PROBLEM DETAILS: Among the entries below, how many lines contain the string "title"? Only the number is wanted.

(Extracted records)
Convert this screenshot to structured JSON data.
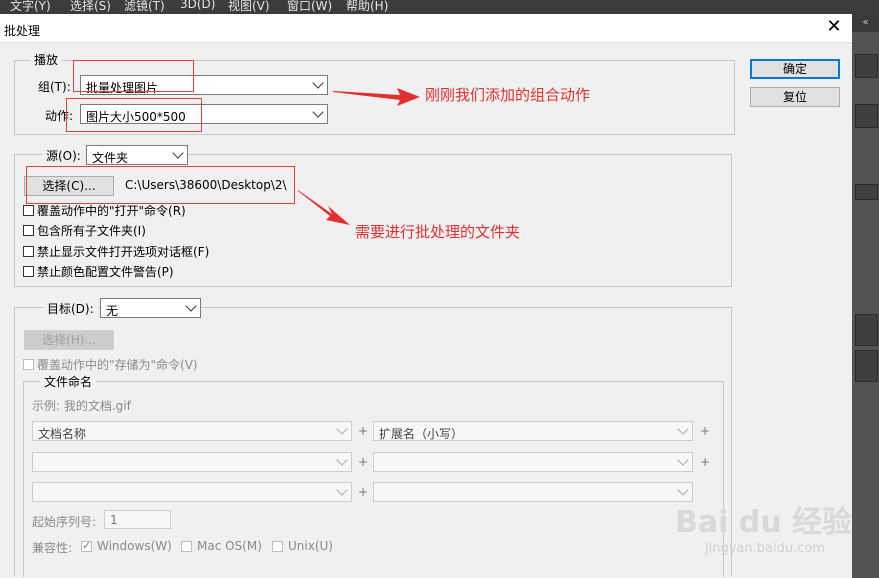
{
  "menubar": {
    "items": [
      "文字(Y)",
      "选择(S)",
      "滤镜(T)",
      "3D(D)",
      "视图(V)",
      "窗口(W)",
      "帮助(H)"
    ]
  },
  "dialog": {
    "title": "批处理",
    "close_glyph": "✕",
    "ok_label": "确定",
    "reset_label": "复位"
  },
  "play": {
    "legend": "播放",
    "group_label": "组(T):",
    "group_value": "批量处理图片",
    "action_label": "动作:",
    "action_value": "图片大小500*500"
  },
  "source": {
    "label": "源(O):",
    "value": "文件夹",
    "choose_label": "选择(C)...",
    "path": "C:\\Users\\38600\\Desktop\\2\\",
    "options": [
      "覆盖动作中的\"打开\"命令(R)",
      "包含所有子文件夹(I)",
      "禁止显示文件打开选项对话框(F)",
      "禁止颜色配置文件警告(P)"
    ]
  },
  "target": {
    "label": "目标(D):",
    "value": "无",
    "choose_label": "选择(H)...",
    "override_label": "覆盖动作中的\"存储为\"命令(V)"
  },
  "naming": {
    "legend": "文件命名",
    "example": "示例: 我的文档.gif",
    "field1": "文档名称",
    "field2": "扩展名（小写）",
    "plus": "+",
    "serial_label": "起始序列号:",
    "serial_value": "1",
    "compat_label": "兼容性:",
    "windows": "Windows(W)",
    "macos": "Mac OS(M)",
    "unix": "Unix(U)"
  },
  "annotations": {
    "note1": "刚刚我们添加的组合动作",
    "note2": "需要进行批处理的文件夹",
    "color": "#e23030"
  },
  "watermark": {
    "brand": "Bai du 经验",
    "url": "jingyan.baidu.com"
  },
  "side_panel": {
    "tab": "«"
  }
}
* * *
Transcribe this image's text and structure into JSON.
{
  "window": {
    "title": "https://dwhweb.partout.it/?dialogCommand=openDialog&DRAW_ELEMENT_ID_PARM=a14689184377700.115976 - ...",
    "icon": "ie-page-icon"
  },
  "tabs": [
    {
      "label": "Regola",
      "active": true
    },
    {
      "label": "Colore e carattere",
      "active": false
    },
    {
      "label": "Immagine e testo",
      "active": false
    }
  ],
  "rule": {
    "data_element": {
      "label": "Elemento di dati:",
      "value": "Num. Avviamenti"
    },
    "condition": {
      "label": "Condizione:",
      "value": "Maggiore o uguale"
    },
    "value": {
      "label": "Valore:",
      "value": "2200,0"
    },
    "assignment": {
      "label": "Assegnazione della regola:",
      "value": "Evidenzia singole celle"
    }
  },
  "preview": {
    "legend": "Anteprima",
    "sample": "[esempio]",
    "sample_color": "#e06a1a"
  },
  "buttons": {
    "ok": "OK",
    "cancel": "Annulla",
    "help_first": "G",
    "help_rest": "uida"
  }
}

ANSWER TO THIS TASK: 2